• **Aim of the task**: Pull every line containing "Polygons" from the data.

• **Source information**:
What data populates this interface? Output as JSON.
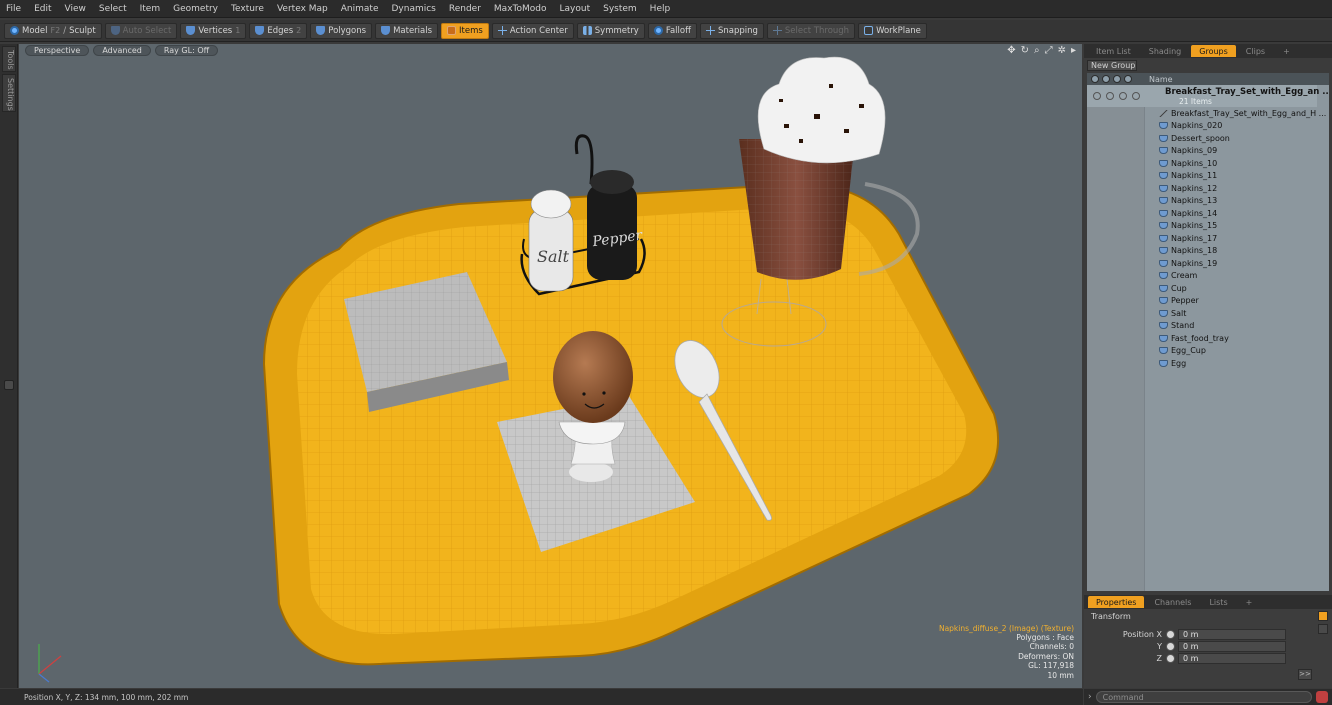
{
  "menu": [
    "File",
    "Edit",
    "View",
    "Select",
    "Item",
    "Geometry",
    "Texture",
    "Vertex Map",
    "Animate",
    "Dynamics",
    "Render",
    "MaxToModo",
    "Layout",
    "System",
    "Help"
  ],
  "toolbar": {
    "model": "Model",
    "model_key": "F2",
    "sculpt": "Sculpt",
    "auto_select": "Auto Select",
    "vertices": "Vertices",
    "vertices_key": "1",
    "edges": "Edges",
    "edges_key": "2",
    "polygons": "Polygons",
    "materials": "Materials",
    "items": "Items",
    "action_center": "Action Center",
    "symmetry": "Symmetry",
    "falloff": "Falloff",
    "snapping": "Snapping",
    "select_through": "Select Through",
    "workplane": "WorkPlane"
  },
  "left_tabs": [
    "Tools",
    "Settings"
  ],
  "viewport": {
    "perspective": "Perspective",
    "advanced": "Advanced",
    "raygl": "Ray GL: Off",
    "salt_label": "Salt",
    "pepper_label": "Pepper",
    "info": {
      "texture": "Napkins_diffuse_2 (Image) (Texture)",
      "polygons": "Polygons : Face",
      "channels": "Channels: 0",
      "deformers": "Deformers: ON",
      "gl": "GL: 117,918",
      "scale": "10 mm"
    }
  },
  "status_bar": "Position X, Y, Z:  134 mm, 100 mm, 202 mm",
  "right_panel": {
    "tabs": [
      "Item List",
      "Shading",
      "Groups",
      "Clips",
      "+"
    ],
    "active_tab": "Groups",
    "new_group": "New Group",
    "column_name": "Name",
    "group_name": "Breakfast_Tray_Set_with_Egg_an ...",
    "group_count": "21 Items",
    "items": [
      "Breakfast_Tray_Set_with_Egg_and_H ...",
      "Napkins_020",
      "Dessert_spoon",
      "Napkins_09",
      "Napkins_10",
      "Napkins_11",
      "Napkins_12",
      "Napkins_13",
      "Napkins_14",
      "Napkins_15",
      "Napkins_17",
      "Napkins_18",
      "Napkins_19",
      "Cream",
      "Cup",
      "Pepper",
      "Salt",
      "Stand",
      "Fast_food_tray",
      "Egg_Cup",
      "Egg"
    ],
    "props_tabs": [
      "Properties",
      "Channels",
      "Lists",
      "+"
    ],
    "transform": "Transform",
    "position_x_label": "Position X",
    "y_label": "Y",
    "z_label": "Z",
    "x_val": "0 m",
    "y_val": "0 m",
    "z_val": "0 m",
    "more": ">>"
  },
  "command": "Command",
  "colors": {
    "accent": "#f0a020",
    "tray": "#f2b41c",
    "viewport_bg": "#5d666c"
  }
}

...

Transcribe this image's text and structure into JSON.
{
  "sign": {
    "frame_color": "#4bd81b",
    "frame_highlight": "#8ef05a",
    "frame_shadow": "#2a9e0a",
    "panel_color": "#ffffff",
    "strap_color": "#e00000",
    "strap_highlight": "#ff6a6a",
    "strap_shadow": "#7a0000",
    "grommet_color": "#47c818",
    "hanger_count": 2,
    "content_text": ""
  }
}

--

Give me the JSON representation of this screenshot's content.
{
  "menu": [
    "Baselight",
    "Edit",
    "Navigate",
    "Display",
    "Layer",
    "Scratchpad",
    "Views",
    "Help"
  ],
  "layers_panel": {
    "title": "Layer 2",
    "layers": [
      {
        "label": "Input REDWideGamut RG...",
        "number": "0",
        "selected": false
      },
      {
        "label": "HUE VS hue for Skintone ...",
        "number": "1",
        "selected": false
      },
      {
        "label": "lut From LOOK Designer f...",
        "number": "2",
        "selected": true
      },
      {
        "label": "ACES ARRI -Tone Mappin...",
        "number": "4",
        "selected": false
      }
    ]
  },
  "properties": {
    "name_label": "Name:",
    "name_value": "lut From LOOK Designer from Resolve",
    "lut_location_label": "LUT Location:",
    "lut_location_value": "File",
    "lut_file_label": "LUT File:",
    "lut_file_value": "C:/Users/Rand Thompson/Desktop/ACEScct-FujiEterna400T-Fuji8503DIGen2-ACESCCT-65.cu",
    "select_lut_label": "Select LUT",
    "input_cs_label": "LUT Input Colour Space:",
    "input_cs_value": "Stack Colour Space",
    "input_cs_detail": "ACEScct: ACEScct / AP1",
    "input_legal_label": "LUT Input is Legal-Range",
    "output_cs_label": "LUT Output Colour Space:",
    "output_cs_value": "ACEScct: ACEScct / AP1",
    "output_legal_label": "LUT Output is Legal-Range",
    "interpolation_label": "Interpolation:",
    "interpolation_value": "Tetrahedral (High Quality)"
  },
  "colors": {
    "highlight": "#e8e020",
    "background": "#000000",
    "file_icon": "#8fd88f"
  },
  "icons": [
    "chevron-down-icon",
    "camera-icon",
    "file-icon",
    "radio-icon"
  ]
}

• **Answer for the task**:
    "polygons": "Polygons",
      "polygons": "Polygons : Face",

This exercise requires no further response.